- Buss, S. (2002). Personal autonomy. In E. N. Zalta (Ed.), The Stanford Encyclopedia of Philosophy (Winter 2014 Edition). http://plato.stanford.edu/archives/win2014/entries/personal-autonomy/.
- Buxton, M. (1987). Problems in the economic appraisal of new health technology: The evaluation of heart transplants in the UK (pp. 103–118). Oxford, England: Oxford Medical Publications.Google Scholar
- Chizeck, H. J., & Bonaci, T. (2014). Brain–computer interface anonymizer. Google Patents.Google Scholar
- Clausen, J. (2011). Conceptual and ethical issues with brain–hardware interfaces. Current Opinion in Psychiatry, 24(6), 495–501.Google Scholar
- Conner, M. (2010). Hacking the brain: Brain-to-computer interface hardware moves from the realm of research. EDN, 55(22), 30–35.Google Scholar
- Dupont, B. (2013). Cybersecurity futures: How can we regulate emergent risks? Technology Innovation Management Review, 3(7), 6–11.Google Scholar
- Evans, D. (2011). The internet of things: How the next evolution of the internet is changing everything. CISCO white paper, 1.Google Scholar
- Fazel-Rezai, R., Allison, B. Z., Guger, C., Sellers, E. W., Kleih, S. C., & Kübler, A. (2012). P300 brain computer interface: Current challenges and emerging trends. Frontiers in Neuroengineering, 5(14), 14.Google Scholar

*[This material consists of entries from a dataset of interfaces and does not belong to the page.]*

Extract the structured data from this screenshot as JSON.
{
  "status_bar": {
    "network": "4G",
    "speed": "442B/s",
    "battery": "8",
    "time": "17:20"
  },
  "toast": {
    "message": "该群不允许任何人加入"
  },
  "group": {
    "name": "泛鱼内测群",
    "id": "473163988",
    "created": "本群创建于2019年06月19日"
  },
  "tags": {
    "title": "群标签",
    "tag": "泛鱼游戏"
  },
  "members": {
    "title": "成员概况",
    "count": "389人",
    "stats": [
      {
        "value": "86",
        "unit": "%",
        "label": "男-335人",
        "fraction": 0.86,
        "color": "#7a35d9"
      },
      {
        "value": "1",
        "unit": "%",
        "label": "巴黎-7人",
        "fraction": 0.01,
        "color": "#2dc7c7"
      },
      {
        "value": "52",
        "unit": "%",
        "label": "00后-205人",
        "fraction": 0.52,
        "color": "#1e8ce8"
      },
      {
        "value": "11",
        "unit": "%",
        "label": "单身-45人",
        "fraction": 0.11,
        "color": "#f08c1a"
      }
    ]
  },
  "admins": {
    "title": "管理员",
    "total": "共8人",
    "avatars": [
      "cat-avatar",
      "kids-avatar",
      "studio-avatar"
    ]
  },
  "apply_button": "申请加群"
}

- Godfrey-Smith, P., & Sterelny, K. (2007). Biological information. In E. N. Zalta (Ed.), The Stanford Encyclopedia of Philosophy (Summer 2016 Edition). http://plato.stanford.edu/archives/sum2016/entries/information-biological/.
- Halder, D., & Jaishankar, K. (2011). Cyber crime and the victimization of women: Laws, rights, and regulations. Hershey, PA: IGI Global. ISBN 978-1-60960-830-9.Google Scholar
- Halperin, D., Heydt-Benjamin, T. S., Ransford, B., Clark, S. S., Defend, B., Morgan, W., et al. (2008). Pacemakers and implantable cardiac defibrillators: Software radio attacks and zero-power defenses. In IEEE symposium on security and privacy, 2008, SP 2008.Google Scholar
- Heisenberg, D. (2005). Negotiating privacy: The European Union, the United States, and personal data protection. Boulder, CO: Lynne Rienner Publishers.Google Scholar
- Li, Q., Ding, D., & Conti, M. (2015). Brain–computer interface applications: Security and privacy challenges. In IEEE conference on communications and network security (CNS), 2015.Google Scholar
- Martinovic, I., Davies, D., Frank, M., Perito, D., Ros, T., & Song, D. (2012). On the feasibility of side-channel attacks with brain–computer interfaces. In USENIX security symposium.Google Scholar
- Mill, J. S. (1869). On liberty. London: Longmans, Green, Reader, and Dyer.Google Scholar
- Powell, C., Munetomo, M., Schlueter, M., & Mizukoshi, M. (2013). Towards thought control of next-generation wearable computing devices. In K. Imamura, S. Usui, T. Shirao, T. Kasamatsu, L. Schwabe & N. Zhong (Eds.), Brain and Health Informatics (pp. 427–438). Springer.Google Scholar
- Rosenfeld, J. P. (2011). P300 in detecting concealed information. In Verschuere, B., Ben-Shakhar, G., & Meijer, E. (Eds.), Memory detection: Theory and application of the concealed information test (pp. 63–89). Cambridge University Press.Google Scholar
- Shannon, C. (1949). The mathematical theory of environments. The mathematical theory of communication (pp. 1–93). Urbana: University of Illinois Press.Google Scholar
- Tronnier, V. M., & Rasche, D. (2015). Deep brain stimulation. In Textbook of Neuromodulation (pp. 61–72). New York: Springer.Google Scholar
- Vallabhaneni, A., Wang, T., & He, B. (2005). Brain–computer interface. In Neural Engineering (pp. 85–121). New York: Springer.Google Scholar
- van Vliet, M., Mühl, C., Reuderink, B., & Poel, M. (2010). Guessing what’s on your mind: using the N400 in Brain Computer Interfaces. In Y. Yao, R. Sun, T. Poggio, J. Liu, N. Zhong, J. Huang (Eds.), Brain Informatics (pp. 180–191). Berlin Heidelberg: Springer.Google Scholar
- Westby, J. R. (2004). International guide to privacy. American Bar Association, Privacy & Computer Crime Committee, and American Bar Association, Section of Science & Technology Law.Google Scholar